▶ **MATERIAL PROVIDED**:
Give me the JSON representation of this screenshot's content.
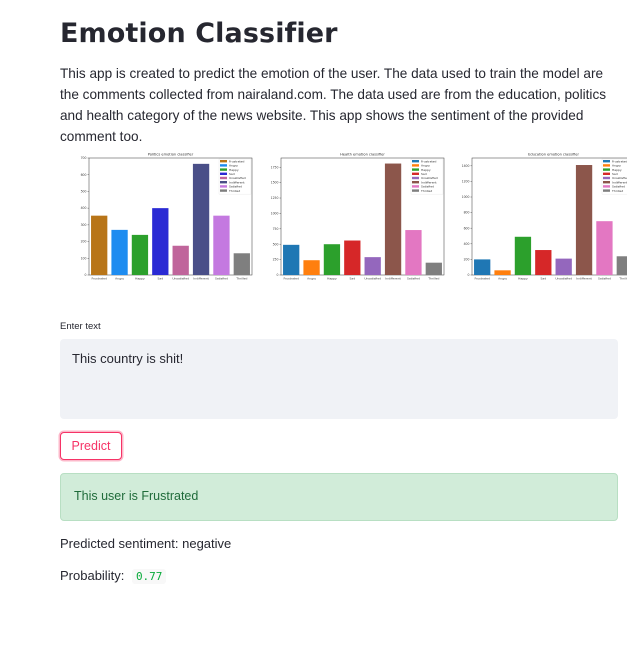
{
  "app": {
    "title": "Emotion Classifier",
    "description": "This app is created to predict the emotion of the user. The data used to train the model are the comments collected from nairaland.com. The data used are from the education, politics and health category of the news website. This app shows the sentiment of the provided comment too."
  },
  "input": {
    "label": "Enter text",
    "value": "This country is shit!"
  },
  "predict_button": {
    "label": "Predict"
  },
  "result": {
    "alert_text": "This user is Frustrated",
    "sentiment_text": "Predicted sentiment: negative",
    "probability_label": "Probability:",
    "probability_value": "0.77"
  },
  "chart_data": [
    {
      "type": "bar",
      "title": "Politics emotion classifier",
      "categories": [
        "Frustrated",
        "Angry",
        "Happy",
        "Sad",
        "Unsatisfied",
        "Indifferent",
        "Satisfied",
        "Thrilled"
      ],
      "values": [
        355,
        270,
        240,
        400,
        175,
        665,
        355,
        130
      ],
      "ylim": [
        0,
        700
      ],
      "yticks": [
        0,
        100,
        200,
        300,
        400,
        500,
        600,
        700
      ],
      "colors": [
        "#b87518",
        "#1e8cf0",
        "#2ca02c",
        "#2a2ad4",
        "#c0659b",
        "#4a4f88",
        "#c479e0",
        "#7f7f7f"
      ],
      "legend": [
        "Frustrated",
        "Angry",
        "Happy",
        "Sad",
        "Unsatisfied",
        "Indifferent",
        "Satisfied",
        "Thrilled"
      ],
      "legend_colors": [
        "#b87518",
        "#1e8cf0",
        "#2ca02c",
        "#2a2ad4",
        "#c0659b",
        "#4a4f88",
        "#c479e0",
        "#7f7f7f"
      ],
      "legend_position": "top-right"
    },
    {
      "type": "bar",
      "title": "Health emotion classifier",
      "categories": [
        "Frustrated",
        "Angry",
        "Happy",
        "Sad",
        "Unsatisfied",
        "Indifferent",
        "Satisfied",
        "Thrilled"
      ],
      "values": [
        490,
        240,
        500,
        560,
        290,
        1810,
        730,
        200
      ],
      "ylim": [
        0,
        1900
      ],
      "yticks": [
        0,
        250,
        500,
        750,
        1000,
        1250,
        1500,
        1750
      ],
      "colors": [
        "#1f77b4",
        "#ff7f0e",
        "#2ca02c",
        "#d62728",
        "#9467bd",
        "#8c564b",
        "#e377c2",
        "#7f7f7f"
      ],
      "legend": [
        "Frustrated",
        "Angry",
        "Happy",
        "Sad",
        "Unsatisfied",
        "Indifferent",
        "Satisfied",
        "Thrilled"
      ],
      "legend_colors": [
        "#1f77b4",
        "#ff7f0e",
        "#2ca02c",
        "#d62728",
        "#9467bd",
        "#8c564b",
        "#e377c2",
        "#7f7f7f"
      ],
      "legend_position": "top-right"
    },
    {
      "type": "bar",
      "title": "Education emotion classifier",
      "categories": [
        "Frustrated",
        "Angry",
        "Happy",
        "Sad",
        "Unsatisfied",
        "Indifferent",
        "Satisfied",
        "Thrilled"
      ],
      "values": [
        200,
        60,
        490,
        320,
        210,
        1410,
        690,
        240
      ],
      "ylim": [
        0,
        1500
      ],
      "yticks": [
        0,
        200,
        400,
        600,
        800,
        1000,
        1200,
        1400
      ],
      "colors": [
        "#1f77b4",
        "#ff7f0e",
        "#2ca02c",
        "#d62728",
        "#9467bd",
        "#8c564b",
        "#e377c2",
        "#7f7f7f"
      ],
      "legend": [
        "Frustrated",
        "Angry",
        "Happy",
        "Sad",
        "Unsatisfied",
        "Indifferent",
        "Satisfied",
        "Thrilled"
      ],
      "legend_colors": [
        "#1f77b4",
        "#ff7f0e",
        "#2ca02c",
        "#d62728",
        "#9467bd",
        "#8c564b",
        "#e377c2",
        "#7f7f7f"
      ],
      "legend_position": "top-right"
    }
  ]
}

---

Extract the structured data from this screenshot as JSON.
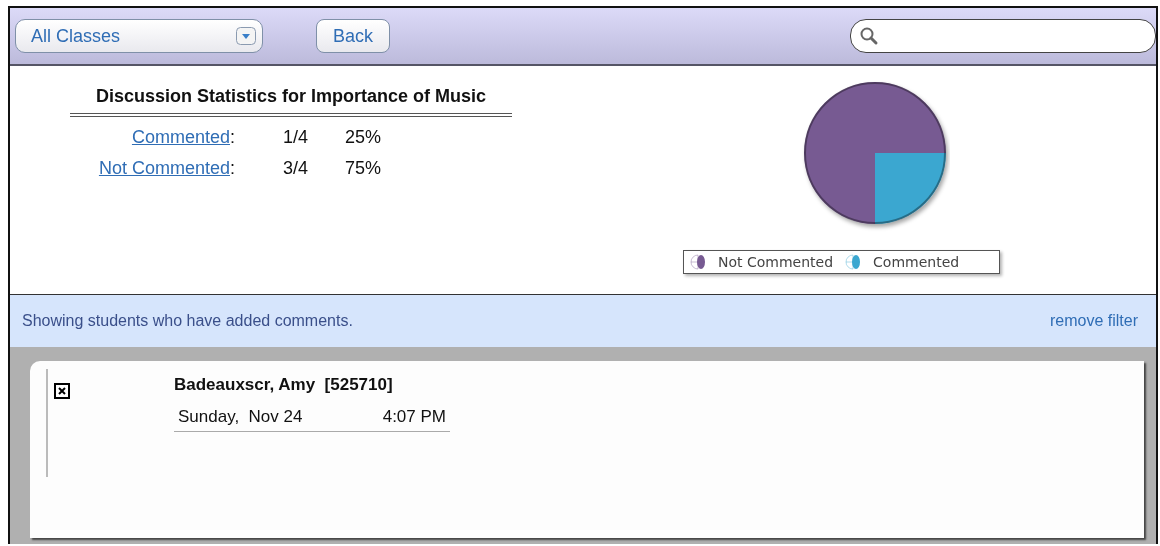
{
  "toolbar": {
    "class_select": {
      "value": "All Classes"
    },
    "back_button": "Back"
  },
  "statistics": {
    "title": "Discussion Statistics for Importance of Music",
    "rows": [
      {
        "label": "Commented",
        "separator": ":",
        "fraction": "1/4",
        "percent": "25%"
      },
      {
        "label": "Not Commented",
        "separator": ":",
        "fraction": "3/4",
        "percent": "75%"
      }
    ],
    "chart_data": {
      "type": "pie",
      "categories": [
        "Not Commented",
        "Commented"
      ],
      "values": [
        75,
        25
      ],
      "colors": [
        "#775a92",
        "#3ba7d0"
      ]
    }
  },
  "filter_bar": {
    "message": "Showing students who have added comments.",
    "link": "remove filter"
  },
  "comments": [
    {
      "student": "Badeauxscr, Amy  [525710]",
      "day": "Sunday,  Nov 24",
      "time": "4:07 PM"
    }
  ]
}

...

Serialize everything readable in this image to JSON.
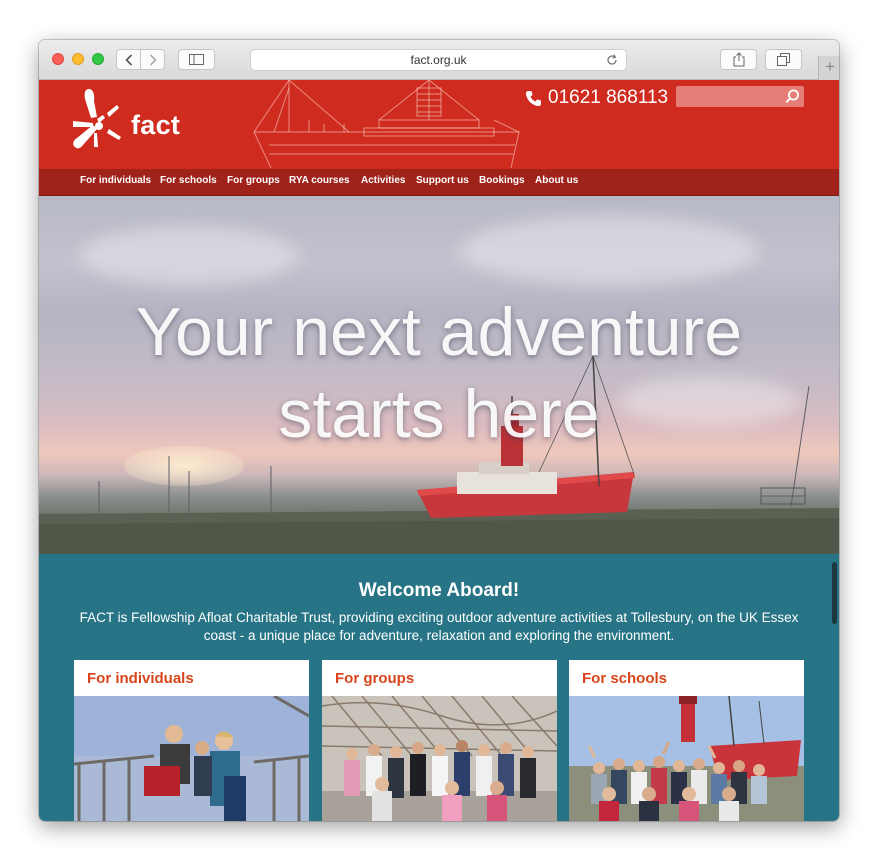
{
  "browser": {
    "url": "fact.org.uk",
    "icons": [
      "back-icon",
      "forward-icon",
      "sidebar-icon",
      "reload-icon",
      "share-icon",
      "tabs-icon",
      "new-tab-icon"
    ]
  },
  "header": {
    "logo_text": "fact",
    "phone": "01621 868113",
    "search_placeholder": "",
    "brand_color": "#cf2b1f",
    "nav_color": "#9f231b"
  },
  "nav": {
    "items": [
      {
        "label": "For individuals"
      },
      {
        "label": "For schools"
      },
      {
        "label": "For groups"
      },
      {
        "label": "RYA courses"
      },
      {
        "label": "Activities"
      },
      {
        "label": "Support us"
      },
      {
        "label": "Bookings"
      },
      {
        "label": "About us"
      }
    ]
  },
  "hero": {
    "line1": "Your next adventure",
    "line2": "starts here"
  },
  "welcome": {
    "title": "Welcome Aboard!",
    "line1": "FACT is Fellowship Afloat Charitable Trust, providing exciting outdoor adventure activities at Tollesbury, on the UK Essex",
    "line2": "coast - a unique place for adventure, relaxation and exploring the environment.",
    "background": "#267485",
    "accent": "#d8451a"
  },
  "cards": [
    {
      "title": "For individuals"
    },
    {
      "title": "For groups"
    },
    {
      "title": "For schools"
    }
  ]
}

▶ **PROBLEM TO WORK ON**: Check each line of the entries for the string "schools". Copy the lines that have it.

▶ **RESPONSE TO THIS EXERCISE**:
        "label": "For schools"
      "title": "For schools"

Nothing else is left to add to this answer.